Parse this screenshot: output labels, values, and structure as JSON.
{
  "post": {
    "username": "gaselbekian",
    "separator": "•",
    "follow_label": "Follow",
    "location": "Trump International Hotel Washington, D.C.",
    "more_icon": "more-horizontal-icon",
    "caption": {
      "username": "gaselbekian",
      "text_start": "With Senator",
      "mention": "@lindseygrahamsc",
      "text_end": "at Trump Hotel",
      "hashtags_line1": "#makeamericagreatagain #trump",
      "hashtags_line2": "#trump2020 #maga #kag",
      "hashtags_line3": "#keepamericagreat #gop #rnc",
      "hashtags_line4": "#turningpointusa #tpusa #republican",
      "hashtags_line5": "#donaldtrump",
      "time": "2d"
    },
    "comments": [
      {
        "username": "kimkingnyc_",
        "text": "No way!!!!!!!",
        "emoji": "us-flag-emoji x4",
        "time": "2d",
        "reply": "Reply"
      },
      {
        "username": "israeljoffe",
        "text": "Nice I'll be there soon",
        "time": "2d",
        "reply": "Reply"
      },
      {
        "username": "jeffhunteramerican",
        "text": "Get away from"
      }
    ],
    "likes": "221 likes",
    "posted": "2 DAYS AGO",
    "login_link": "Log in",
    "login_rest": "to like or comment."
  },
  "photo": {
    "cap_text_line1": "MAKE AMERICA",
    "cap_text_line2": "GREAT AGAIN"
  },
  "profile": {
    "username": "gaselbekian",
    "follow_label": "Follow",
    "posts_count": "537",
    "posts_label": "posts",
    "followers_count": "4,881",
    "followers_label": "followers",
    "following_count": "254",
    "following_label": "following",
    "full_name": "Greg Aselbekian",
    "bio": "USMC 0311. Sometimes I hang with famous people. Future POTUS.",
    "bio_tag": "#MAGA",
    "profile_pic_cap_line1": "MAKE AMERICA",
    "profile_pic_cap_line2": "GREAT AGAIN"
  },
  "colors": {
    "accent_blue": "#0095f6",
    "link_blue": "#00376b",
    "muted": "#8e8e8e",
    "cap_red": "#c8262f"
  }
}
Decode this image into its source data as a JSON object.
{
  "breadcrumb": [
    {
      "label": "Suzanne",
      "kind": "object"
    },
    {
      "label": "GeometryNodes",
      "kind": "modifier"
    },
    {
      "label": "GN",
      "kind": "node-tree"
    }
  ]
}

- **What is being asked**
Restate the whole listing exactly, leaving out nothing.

- **Problem solution**
Parse this screenshot: output labels, values, and structure as JSON.
{
  "post": {
    "username": "gaselbekian",
    "separator": "•",
    "follow_label": "Follow",
    "location": "Trump International Hotel Washington, D.C.",
    "more_icon": "more-horizontal-icon",
    "caption": {
      "username": "gaselbekian",
      "text_start": "With Senator",
      "mention": "@lindseygrahamsc",
      "text_end": "at Trump Hotel",
      "hashtags_line1": "#makeamericagreatagain #trump",
      "hashtags_line2": "#trump2020 #maga #kag",
      "hashtags_line3": "#keepamericagreat #gop #rnc",
      "hashtags_line4": "#turningpointusa #tpusa #republican",
      "hashtags_line5": "#donaldtrump",
      "time": "2d"
    },
    "comments": [
      {
        "username": "kimkingnyc_",
        "text": "No way!!!!!!!",
        "emoji": "us-flag-emoji x4",
        "time": "2d",
        "reply": "Reply"
      },
      {
        "username": "israeljoffe",
        "text": "Nice I'll be there soon",
        "time": "2d",
        "reply": "Reply"
      },
      {
        "username": "jeffhunteramerican",
        "text": "Get away from"
      }
    ],
    "likes": "221 likes",
    "posted": "2 DAYS AGO",
    "login_link": "Log in",
    "login_rest": "to like or comment."
  },
  "photo": {
    "cap_text_line1": "MAKE AMERICA",
    "cap_text_line2": "GREAT AGAIN"
  },
  "profile": {
    "username": "gaselbekian",
    "follow_label": "Follow",
    "posts_count": "537",
    "posts_label": "posts",
    "followers_count": "4,881",
    "followers_label": "followers",
    "following_count": "254",
    "following_label": "following",
    "full_name": "Greg Aselbekian",
    "bio": "USMC 0311. Sometimes I hang with famous people. Future POTUS.",
    "bio_tag": "#MAGA",
    "profile_pic_cap_line1": "MAKE AMERICA",
    "profile_pic_cap_line2": "GREAT AGAIN"
  },
  "colors": {
    "accent_blue": "#0095f6",
    "link_blue": "#00376b",
    "muted": "#8e8e8e",
    "cap_red": "#c8262f"
  }
}
Decode this image into its source data as a JSON object.
{
  "breadcrumb": [
    {
      "label": "Suzanne",
      "kind": "object"
    },
    {
      "label": "GeometryNodes",
      "kind": "modifier"
    },
    {
      "label": "GN",
      "kind": "node-tree"
    }
  ]
}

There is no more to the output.